The warning signs were there — the explosion of dubious mortgages followed by increasing bankruptcies — and, indeed, a few hedge fund managers predicted the mortgage market meltdown and accordingly bet against subprime loans. Most investors, however, went along for the ride.
Countrywide was able to continue its subprime-driven strategy in large part because it was backed by banks and investors willing to give it a seemingly endless supply of money. After the contradictions of purely credit-driven growth came to a head, Countrywide’s share prices began to tumble and it had to secure over $11 billion in emergency loans.
What should be made of all this? For starters, consider the recent attempts to privatize social security. The current regime of goons in the White House tried to implement the long-standing conservative goal of taking the retirement security of the majority of the country’s workers and throwing it to the vicissitudes of the market.
The example of the mortgage market is instructive. It reminds of what capitalist markets consist: wild fluctuations, bubbles and drops, caused by extremely complex interdependencies in the political economy that are hard to understand, even for experts.
Schemers and cheaters trying to find opportunities to screw hard working people are an inevitable part of the system. But they distract attention from the economic system’s structural problems.
At an immediate level, the mortgage market crisis provides a reminder that turning social security over to the market is a bad idea.

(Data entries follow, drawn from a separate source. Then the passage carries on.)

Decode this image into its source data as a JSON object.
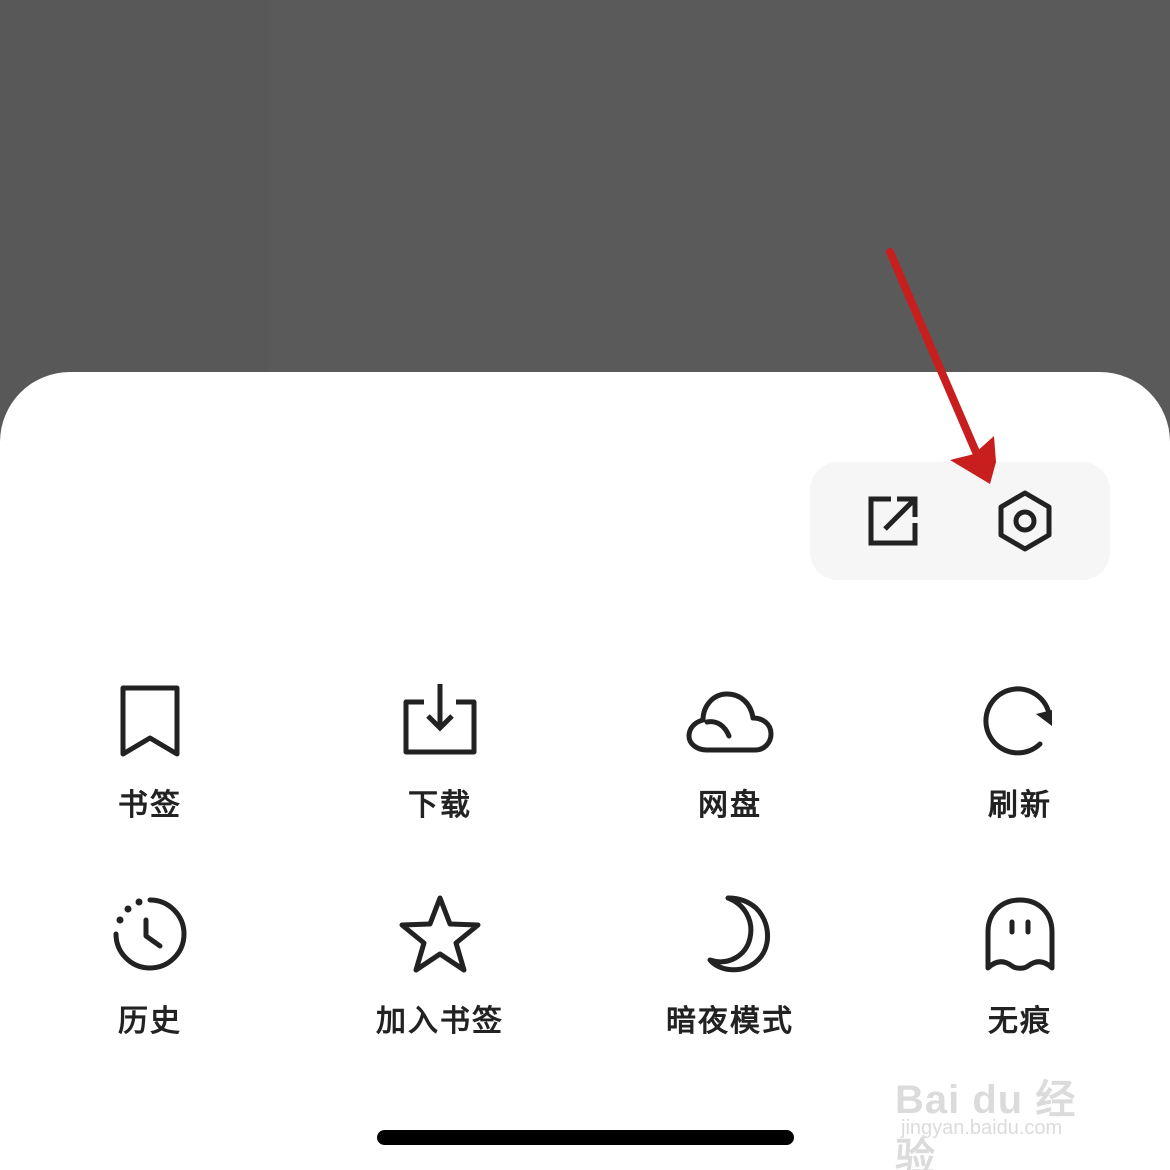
{
  "menu": {
    "row1": [
      {
        "label": "书签",
        "icon": "bookmark-icon"
      },
      {
        "label": "下载",
        "icon": "download-icon"
      },
      {
        "label": "网盘",
        "icon": "cloud-icon"
      },
      {
        "label": "刷新",
        "icon": "refresh-icon"
      }
    ],
    "row2": [
      {
        "label": "历史",
        "icon": "history-icon"
      },
      {
        "label": "加入书签",
        "icon": "star-icon"
      },
      {
        "label": "暗夜模式",
        "icon": "moon-icon"
      },
      {
        "label": "无痕",
        "icon": "ghost-icon"
      }
    ]
  },
  "quick_actions": [
    {
      "icon": "share-icon"
    },
    {
      "icon": "settings-icon"
    }
  ],
  "annotation": {
    "color": "#c81e1e"
  },
  "watermark": {
    "main": "Bai du 经验",
    "sub": "jingyan.baidu.com"
  },
  "colors": {
    "backdrop": "#5a5a5a",
    "sheet": "#ffffff",
    "icon_stroke": "#222222"
  }
}
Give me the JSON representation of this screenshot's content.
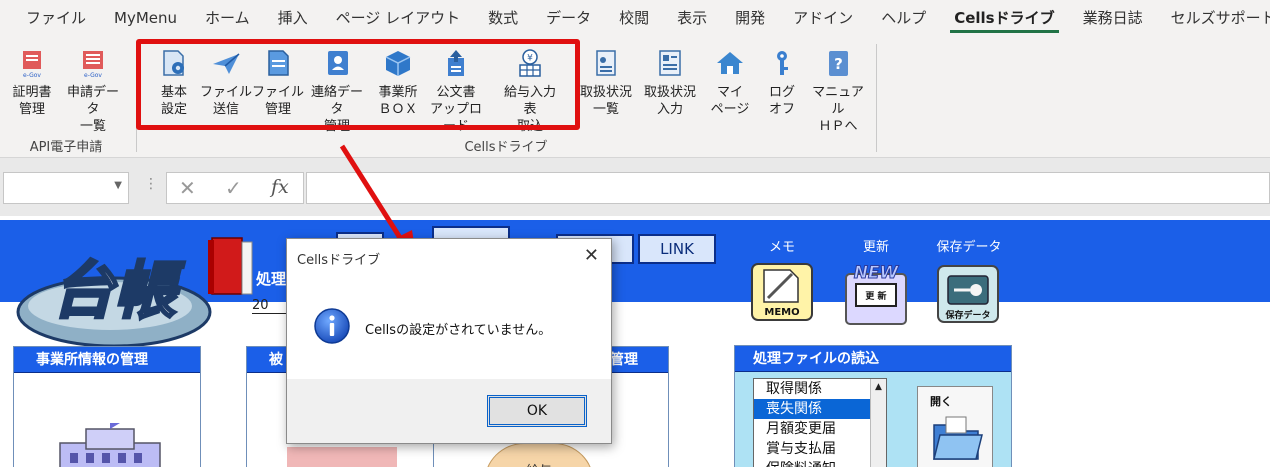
{
  "tabs": [
    "ファイル",
    "MyMenu",
    "ホーム",
    "挿入",
    "ページ レイアウト",
    "数式",
    "データ",
    "校閲",
    "表示",
    "開発",
    "アドイン",
    "ヘルプ",
    "Cellsドライブ",
    "業務日誌",
    "セルズサポート"
  ],
  "active_tab": "Cellsドライブ",
  "ribbon": {
    "api_group": {
      "label": "API電子申請",
      "buttons": [
        {
          "label": "証明書\n管理",
          "icon": "egov-certificate-icon"
        },
        {
          "label": "申請データ\n一覧",
          "icon": "egov-list-icon"
        }
      ]
    },
    "cells_group": {
      "label": "Cellsドライブ",
      "buttons": [
        {
          "label": "基本\n設定",
          "icon": "settings-doc-icon"
        },
        {
          "label": "ファイル\n送信",
          "icon": "paper-plane-icon"
        },
        {
          "label": "ファイル\n管理",
          "icon": "file-manage-icon"
        },
        {
          "label": "連絡データ\n管理",
          "icon": "contact-book-icon"
        },
        {
          "label": "事業所\nＢＯＸ",
          "icon": "box-icon"
        },
        {
          "label": "公文書\nアップロード",
          "icon": "upload-doc-icon"
        },
        {
          "label": "給与入力表\n取込",
          "icon": "yen-grid-icon"
        },
        {
          "label": "取扱状況\n一覧",
          "icon": "status-list-icon"
        },
        {
          "label": "取扱状況\n入力",
          "icon": "status-input-icon"
        },
        {
          "label": "マイ\nページ",
          "icon": "home-icon"
        },
        {
          "label": "ログ\nオフ",
          "icon": "key-icon"
        },
        {
          "label": "マニュアル\nＨＰへ",
          "icon": "manual-icon"
        }
      ]
    }
  },
  "formula_bar": {
    "fx": "fx",
    "cancel": "✕",
    "enter": "✓"
  },
  "sheet": {
    "logo_text": "台帳",
    "shori_label": "処理",
    "nen_value": "20",
    "link_button": "LINK",
    "memo": {
      "caption": "メモ",
      "label": "MEMO"
    },
    "update": {
      "caption": "更新",
      "badge": "NEW",
      "label": "更 新"
    },
    "save": {
      "caption": "保存データ",
      "label": "保存データ"
    },
    "panels": [
      {
        "title": "事業所情報の管理"
      },
      {
        "title": "被"
      },
      {
        "title": "管理"
      }
    ],
    "kyuyo_fragment": "給与",
    "file_panel": {
      "title": "処理ファイルの読込",
      "items": [
        "取得関係",
        "喪失関係",
        "月額変更届",
        "賞与支払届",
        "保険料通知"
      ],
      "selected_index": 1,
      "open_label": "開く"
    }
  },
  "dialog": {
    "title": "Cellsドライブ",
    "message": "Cellsの設定がされていません。",
    "ok": "OK"
  },
  "colors": {
    "highlight": "#e01010",
    "sheet_blue": "#1b5fe8",
    "excel_green": "#217346"
  }
}
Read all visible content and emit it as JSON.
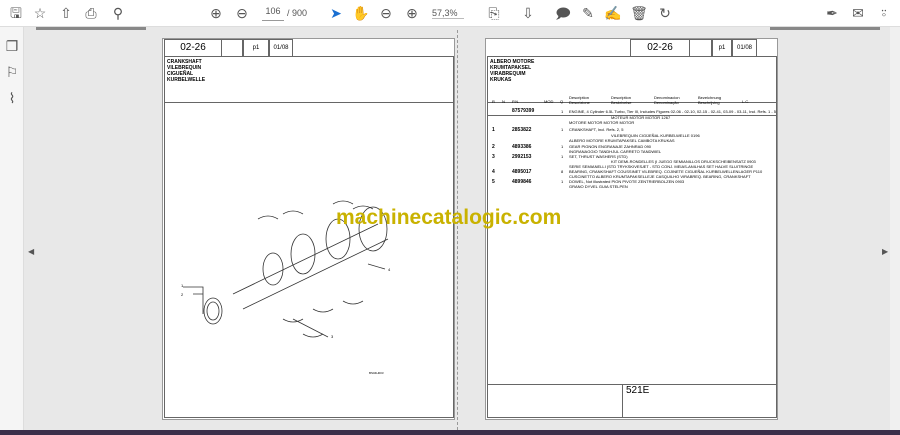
{
  "toolbar": {
    "left_icons": [
      "save-icon",
      "bookmark-star-icon",
      "upload-icon",
      "print-icon",
      "search-icon"
    ],
    "page_current": "106",
    "page_total": "/ 900",
    "zoom": "57,3%",
    "right_icons": [
      "sign-icon",
      "mail-icon",
      "account-icon"
    ]
  },
  "sidebar": {
    "icons": [
      "pages-icon",
      "bookmark-icon",
      "attachment-icon"
    ]
  },
  "left_page": {
    "code": "02-26",
    "p": "p1",
    "date": "01/08",
    "titles": [
      "CRANKSHAFT",
      "VILEBREQUIN",
      "CIGUEÑAL",
      "KURBELWELLE"
    ],
    "callouts": [
      "1",
      "2",
      "3",
      "4"
    ],
    "figure_id": "BS04H003"
  },
  "right_page": {
    "code": "02-26",
    "p": "p1",
    "date": "01/08",
    "titles": [
      "ALBERO MOTORE",
      "KRUMTAPAKSEL",
      "VIRABREQUIM",
      "KRUKAS"
    ],
    "columns": [
      "R",
      "N",
      "P.N.",
      "MOD",
      "Q",
      "Description Descrizione",
      "Description Beskrivelse",
      "Denominacion Denominação",
      "Bezeichnung Beschrijving",
      "L.C."
    ],
    "rows": [
      {
        "r": "",
        "pn": "87579399",
        "q": "1",
        "lines": [
          "ENGINE, 4 Cylinder 6.5L Turbo, Tier III, Includes Figures 02-06 - 02-10, 02-15 - 02-41, 03-09 - 03-11, Incl. Refs. 1 - 5",
          "MOTEUR   MOTOR   MOTOR   1267",
          "MOTORE   MOTOR   MOTOR   MOTOR"
        ]
      },
      {
        "r": "1",
        "pn": "2853822",
        "q": "1",
        "lines": [
          "CRANKSHAFT, Incl. Refs. 2, 5",
          "VILEBREQUIN   CIGÜEÑAL   KURBELWELLE   0196",
          "ALBERO MOTORE   KRUMTAPAKSEL   CAMBOTA   KRUKAS"
        ]
      },
      {
        "r": "2",
        "pn": "4893386",
        "q": "1",
        "lines": [
          "GEAR   PIGNON   ENGRANAJE   ZAHNRAD   090",
          "INGRANAGGIO   TANDHJUL   CARRETO   TANDWIEL"
        ]
      },
      {
        "r": "3",
        "pn": "2992153",
        "q": "1",
        "lines": [
          "SET, THRUST WASHERS (STD)",
          "KIT DEMI-RONDELLES (I   JUEGO SEMIANILLOS   DRUCKSCHEIBENSATZ   0903",
          "SERIE SEMIANELLI (STD   TRYKSKIVESÆT - STD   CONJ. MEIAS-ANILHAS   SET HALVE SLUITRINGE"
        ]
      },
      {
        "r": "4",
        "pn": "4895017",
        "q": "8",
        "lines": [
          "BEARING, CRANKSHAFT   COUSSINET VILEBREQ.   COJINETE CIGUEÑAL   KURBELWELLENLAGER   P110",
          "CUSCINETTO ALBERO   KRUMTAPAKSELLEJE   CASQUILHO VIRABREQ.   BEARING, CRANKSHAFT"
        ]
      },
      {
        "r": "5",
        "pn": "4899846",
        "q": "1",
        "lines": [
          "DOWEL, Not illustrated   PION   PIVOTE   ZENTRIERBOLZEN   0903",
          "GRANO   DYVEL   GUIA   STELPEN"
        ]
      }
    ],
    "footer_code": "521E"
  },
  "watermark": "machinecatalogic.com"
}
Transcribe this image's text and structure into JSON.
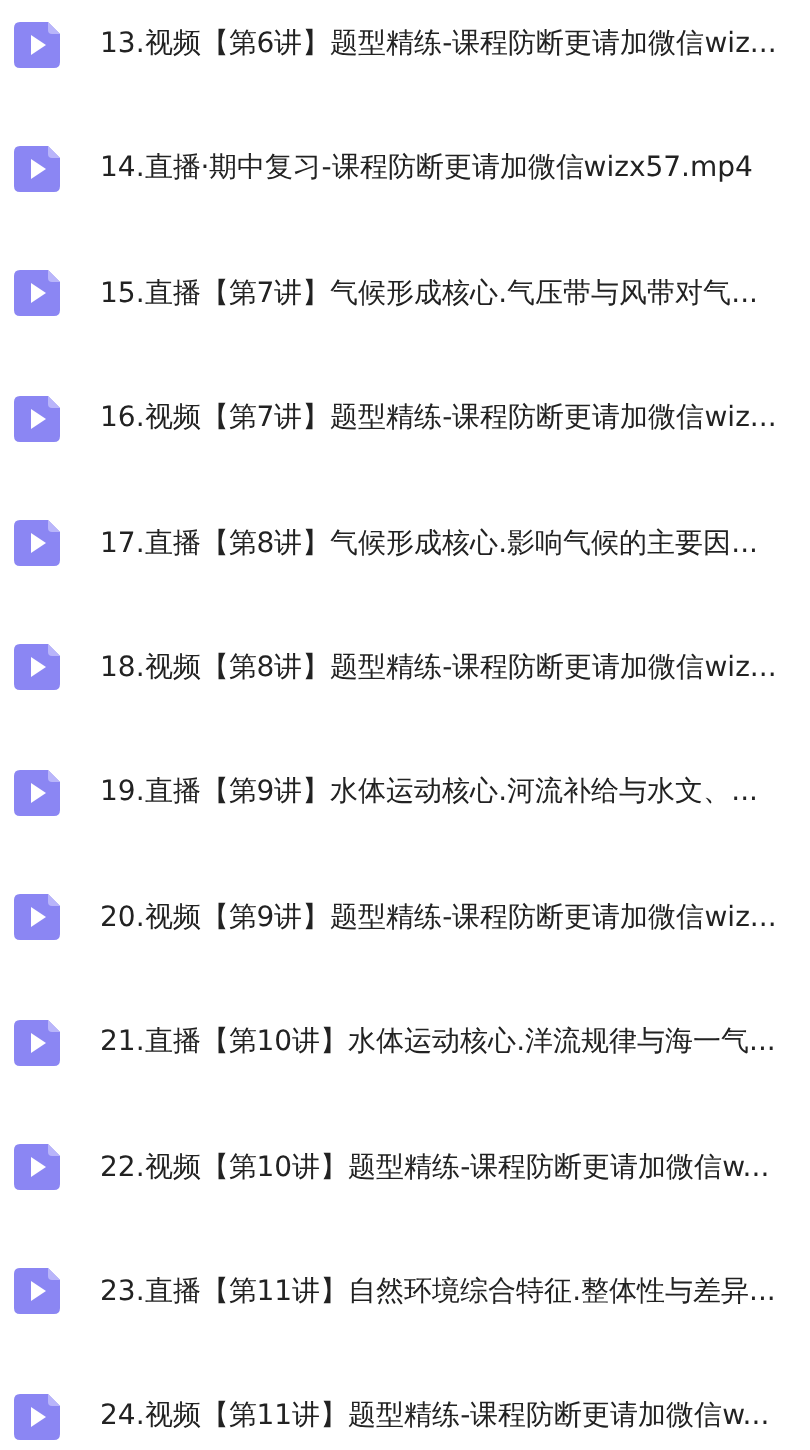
{
  "files": [
    {
      "name": "13.视频【第6讲】题型精练-课程防断更请加微信wiz..."
    },
    {
      "name": "14.直播·期中复习-课程防断更请加微信wizx57.mp4"
    },
    {
      "name": "15.直播【第7讲】气候形成核心.气压带与风带对气..."
    },
    {
      "name": "16.视频【第7讲】题型精练-课程防断更请加微信wiz..."
    },
    {
      "name": "17.直播【第8讲】气候形成核心.影响气候的主要因..."
    },
    {
      "name": "18.视频【第8讲】题型精练-课程防断更请加微信wiz..."
    },
    {
      "name": "19.直播【第9讲】水体运动核心.河流补给与水文、..."
    },
    {
      "name": "20.视频【第9讲】题型精练-课程防断更请加微信wiz..."
    },
    {
      "name": "21.直播【第10讲】水体运动核心.洋流规律与海一气..."
    },
    {
      "name": "22.视频【第10讲】题型精练-课程防断更请加微信w..."
    },
    {
      "name": "23.直播【第11讲】自然环境综合特征.整体性与差异..."
    },
    {
      "name": "24.视频【第11讲】题型精练-课程防断更请加微信w..."
    }
  ]
}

At a deeper level, we can see that it’s not really the free market after all. Sure, people are exchanging things and the forces of supply and demand are felt.
But many of the forces behind these market fluctuations are institutional: Very complex financial instruments; winks and nods from regulators, analysts and auditors; and a whole range of economic transactions that are based on social conventions, unwritten rules, and long-term relations between key organizations and individuals.
More importantly, a key lesson here is not simply that "the market" is actually constituted at many levels by social institutions. Much of market behavior is driven more by the dynamics of capitalist organizations, rather than supply and demand creating efficient outcomes through price signals.
Why did major capitalist organizations such as Countrywide delve so aggressively into the subprime market? Quite simply, because the profit margins on subprime loans were higher than loans to prime investors. This is why we should expect schemers and cheaters, because at the end of the day, the name of the game is not efficiency-enhancing markets but profit-seeking organizations and individuals.
We are told, over and over, that it’s really all about the market, that this is the governing institution. But as left critics have been saying since Karl Marx, this line is simply part of the bourgeois ideology that works to mystify true workings of the economy.
The action is in organizations (and individuals) competing for profits. And whether these organizations seek their profits in the financial, manufacturing or service sector, they are the building blocks of an economic system that, in its regular workings, leaves not only scandal, but unemployment, underemployment, inequality and poverty in its wake.
MATT VIDAL is pursuing his doctorate at the University of Wisconsin in Madison. He can be reached at: email@example.com